▶ **Work order**:
Every line in the entries that holds the word "image" counts toward the answer, which should be a single number.
[Opening Extracted records section]
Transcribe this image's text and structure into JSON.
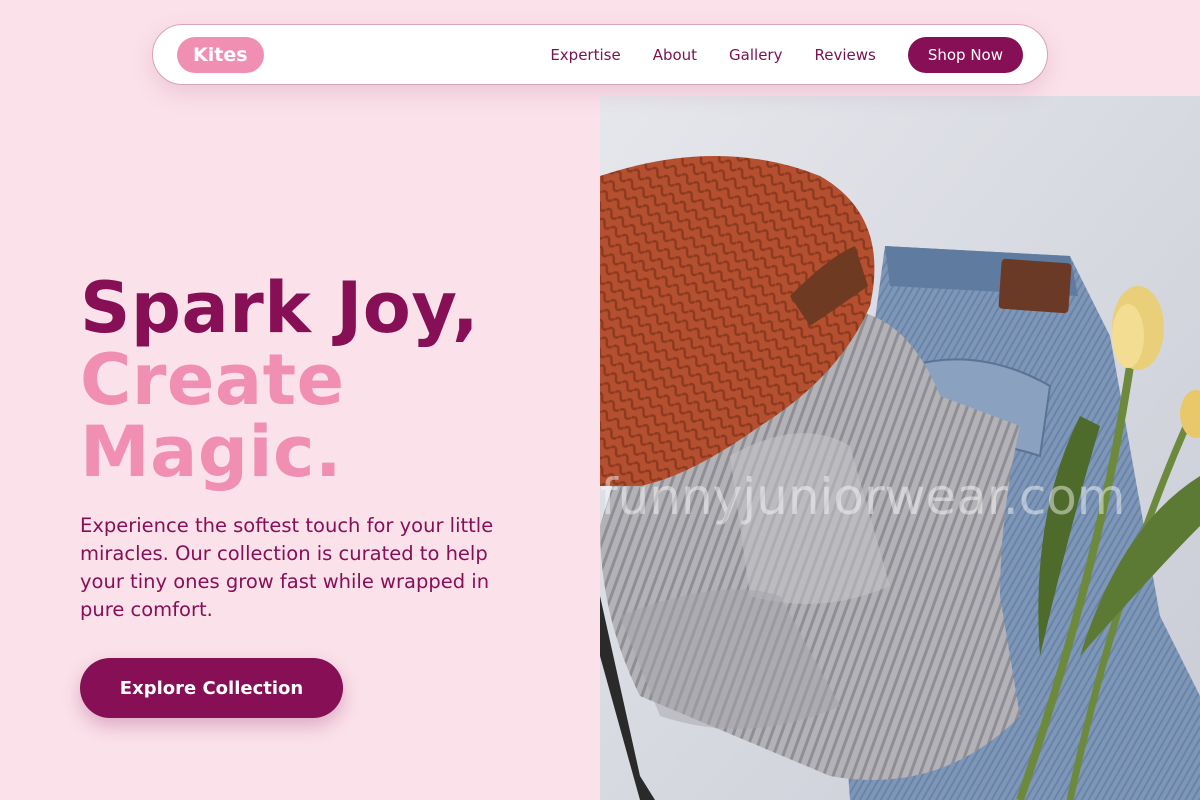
{
  "nav": {
    "logo": "Kites",
    "links": [
      "Expertise",
      "About",
      "Gallery",
      "Reviews"
    ],
    "cta": "Shop Now"
  },
  "hero": {
    "title_line1": "Spark Joy,",
    "title_line2": "Create",
    "title_line3": "Magic.",
    "description": "Experience the softest touch for your little miracles. Our collection is curated to help your tiny ones grow fast while wrapped in pure comfort.",
    "button": "Explore Collection"
  },
  "image": {
    "alt": "Flat lay of knit beanie, grey sweater, denim jeans and yellow tulips",
    "watermark": "funnyjuniorwear.com"
  },
  "colors": {
    "background": "#fbe1ea",
    "primary": "#870f55",
    "accent_pink": "#f08fb1",
    "white": "#ffffff"
  }
}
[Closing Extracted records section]
▶ **Output below**:
2